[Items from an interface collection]
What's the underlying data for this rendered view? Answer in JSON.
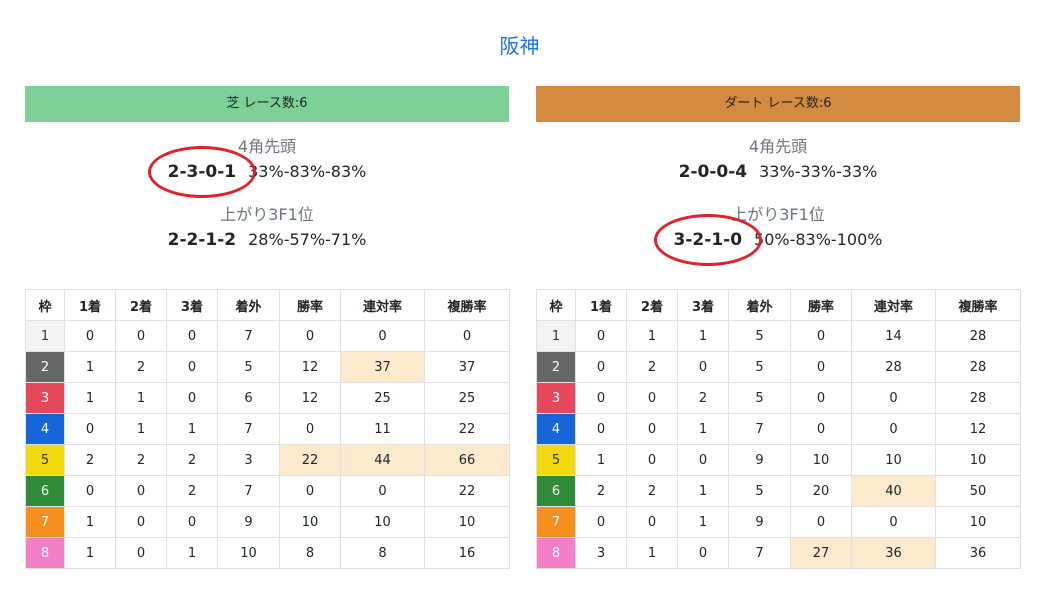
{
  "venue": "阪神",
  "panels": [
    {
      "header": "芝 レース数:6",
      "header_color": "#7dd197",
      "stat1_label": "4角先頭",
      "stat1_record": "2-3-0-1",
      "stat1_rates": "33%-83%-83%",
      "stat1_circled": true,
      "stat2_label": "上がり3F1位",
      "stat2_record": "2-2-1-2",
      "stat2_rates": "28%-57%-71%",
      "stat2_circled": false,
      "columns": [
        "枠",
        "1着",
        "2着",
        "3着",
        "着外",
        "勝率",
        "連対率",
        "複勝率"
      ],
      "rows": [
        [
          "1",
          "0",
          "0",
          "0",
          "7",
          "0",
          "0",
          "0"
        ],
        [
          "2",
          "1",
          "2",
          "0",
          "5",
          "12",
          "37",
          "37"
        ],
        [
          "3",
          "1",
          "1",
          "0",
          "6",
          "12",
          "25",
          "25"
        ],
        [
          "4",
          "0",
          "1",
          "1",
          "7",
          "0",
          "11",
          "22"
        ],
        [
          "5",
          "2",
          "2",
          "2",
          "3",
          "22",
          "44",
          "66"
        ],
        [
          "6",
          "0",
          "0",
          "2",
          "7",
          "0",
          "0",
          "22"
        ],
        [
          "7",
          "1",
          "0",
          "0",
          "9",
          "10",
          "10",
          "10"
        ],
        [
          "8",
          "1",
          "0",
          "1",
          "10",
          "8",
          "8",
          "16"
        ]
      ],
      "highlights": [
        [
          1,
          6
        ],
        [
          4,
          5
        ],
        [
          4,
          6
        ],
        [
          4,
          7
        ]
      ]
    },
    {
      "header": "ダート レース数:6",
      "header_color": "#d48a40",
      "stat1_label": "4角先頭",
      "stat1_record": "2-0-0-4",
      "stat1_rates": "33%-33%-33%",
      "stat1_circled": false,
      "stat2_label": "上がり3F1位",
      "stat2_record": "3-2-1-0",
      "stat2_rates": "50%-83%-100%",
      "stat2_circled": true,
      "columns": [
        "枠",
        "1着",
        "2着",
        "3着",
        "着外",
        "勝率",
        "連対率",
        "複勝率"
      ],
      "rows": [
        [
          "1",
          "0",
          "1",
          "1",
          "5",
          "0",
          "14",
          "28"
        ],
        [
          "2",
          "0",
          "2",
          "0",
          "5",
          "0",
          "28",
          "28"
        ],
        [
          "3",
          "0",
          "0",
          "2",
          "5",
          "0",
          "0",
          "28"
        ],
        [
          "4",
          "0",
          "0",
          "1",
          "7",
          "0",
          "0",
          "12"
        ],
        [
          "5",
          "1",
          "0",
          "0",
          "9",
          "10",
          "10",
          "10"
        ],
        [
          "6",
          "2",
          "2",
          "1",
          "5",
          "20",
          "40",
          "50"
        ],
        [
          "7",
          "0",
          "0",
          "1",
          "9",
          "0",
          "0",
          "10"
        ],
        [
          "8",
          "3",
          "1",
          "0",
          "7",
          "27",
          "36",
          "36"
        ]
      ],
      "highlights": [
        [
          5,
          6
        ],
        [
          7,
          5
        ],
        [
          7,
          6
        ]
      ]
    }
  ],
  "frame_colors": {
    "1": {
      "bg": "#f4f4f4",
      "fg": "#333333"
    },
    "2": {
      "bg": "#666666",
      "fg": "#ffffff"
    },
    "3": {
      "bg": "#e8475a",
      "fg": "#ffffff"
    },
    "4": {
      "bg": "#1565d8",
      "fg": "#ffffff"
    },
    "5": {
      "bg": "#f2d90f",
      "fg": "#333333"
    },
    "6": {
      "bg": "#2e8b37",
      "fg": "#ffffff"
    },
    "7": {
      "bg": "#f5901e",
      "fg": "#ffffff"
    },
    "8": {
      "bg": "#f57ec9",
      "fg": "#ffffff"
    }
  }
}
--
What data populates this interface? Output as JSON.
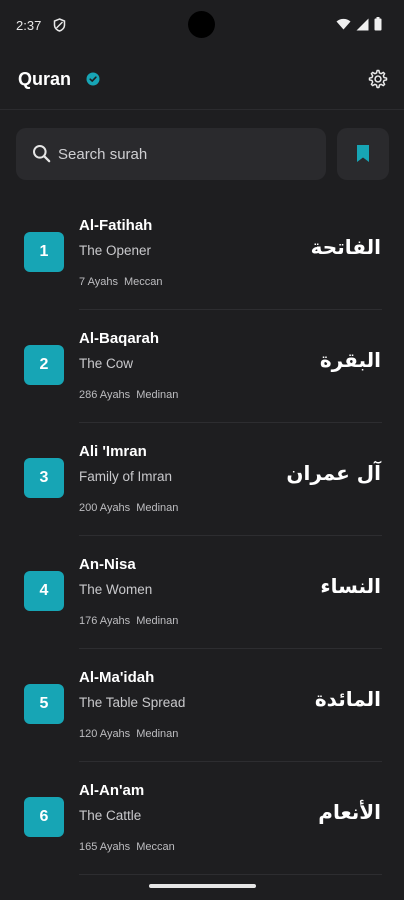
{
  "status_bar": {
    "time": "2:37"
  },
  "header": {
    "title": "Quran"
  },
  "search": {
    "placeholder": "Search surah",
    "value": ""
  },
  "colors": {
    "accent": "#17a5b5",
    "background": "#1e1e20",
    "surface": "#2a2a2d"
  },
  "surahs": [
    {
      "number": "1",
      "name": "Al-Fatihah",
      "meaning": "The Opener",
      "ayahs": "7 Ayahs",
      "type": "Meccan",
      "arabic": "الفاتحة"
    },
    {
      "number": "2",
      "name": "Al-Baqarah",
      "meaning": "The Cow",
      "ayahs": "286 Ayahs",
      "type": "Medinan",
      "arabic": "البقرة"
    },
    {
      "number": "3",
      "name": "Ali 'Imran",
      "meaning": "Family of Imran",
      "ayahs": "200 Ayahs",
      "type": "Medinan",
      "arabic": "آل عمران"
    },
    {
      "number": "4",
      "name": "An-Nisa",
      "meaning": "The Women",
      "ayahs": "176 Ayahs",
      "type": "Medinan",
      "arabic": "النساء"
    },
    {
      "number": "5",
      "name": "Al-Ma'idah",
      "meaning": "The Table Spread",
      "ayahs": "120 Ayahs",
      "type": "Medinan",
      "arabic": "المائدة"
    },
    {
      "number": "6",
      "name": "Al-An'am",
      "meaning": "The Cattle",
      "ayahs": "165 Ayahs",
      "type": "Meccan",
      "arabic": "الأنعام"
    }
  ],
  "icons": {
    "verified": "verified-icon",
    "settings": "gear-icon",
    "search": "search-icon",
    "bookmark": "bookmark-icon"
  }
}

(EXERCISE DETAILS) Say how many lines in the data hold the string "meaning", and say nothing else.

(SOLUTION BELOW) 6